### Exercise aim
The expected result is the full listing, retyped exactly, without a single picture.

### Provided entries
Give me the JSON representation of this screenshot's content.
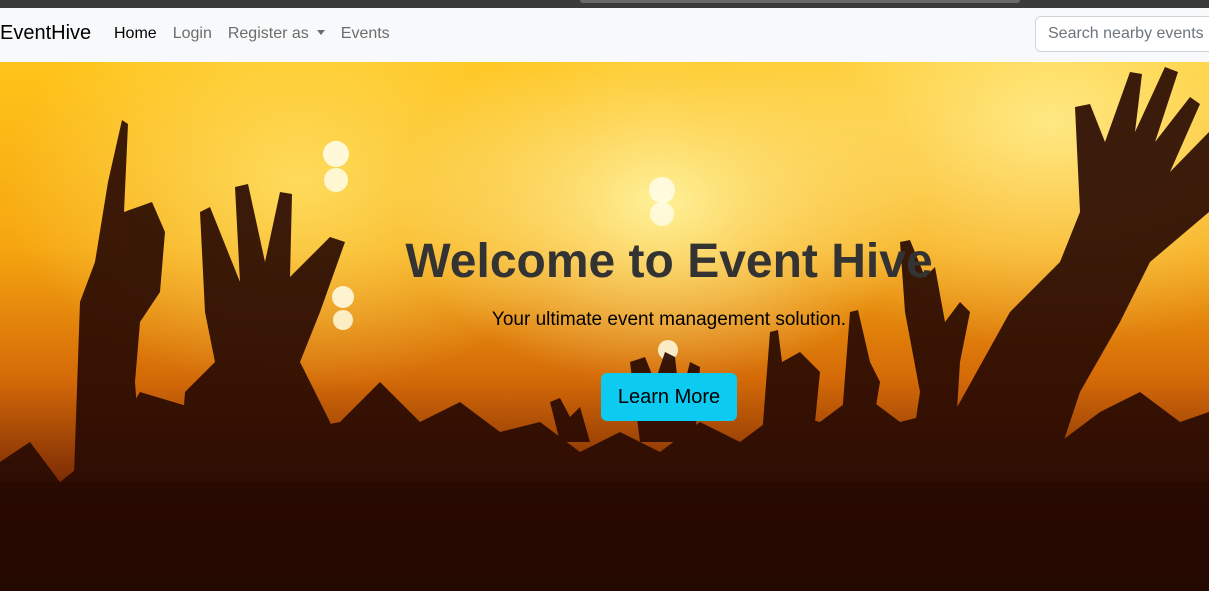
{
  "navbar": {
    "brand": "EventHive",
    "links": [
      {
        "label": "Home",
        "active": true
      },
      {
        "label": "Login",
        "active": false
      },
      {
        "label": "Register as",
        "active": false,
        "dropdown": true
      },
      {
        "label": "Events",
        "active": false
      }
    ],
    "search_placeholder": "Search nearby events"
  },
  "hero": {
    "title": "Welcome to Event Hive",
    "subtitle": "Your ultimate event management solution.",
    "cta_label": "Learn More",
    "cta_color": "#0dcaf0"
  },
  "colors": {
    "navbar_bg": "#f8f9fa",
    "hero_glow": "#ffc41a",
    "crowd_silhouette": "#2a0b03"
  },
  "icons": [
    "dropdown-caret-icon"
  ]
}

### Written solution
Give me the JSON representation of this screenshot's content.
{
  "navbar": {
    "brand": "EventHive",
    "links": [
      {
        "label": "Home",
        "active": true
      },
      {
        "label": "Login",
        "active": false
      },
      {
        "label": "Register as",
        "active": false,
        "dropdown": true
      },
      {
        "label": "Events",
        "active": false
      }
    ],
    "search_placeholder": "Search nearby events"
  },
  "hero": {
    "title": "Welcome to Event Hive",
    "subtitle": "Your ultimate event management solution.",
    "cta_label": "Learn More",
    "cta_color": "#0dcaf0"
  },
  "colors": {
    "navbar_bg": "#f8f9fa",
    "hero_glow": "#ffc41a",
    "crowd_silhouette": "#2a0b03"
  },
  "icons": [
    "dropdown-caret-icon"
  ]
}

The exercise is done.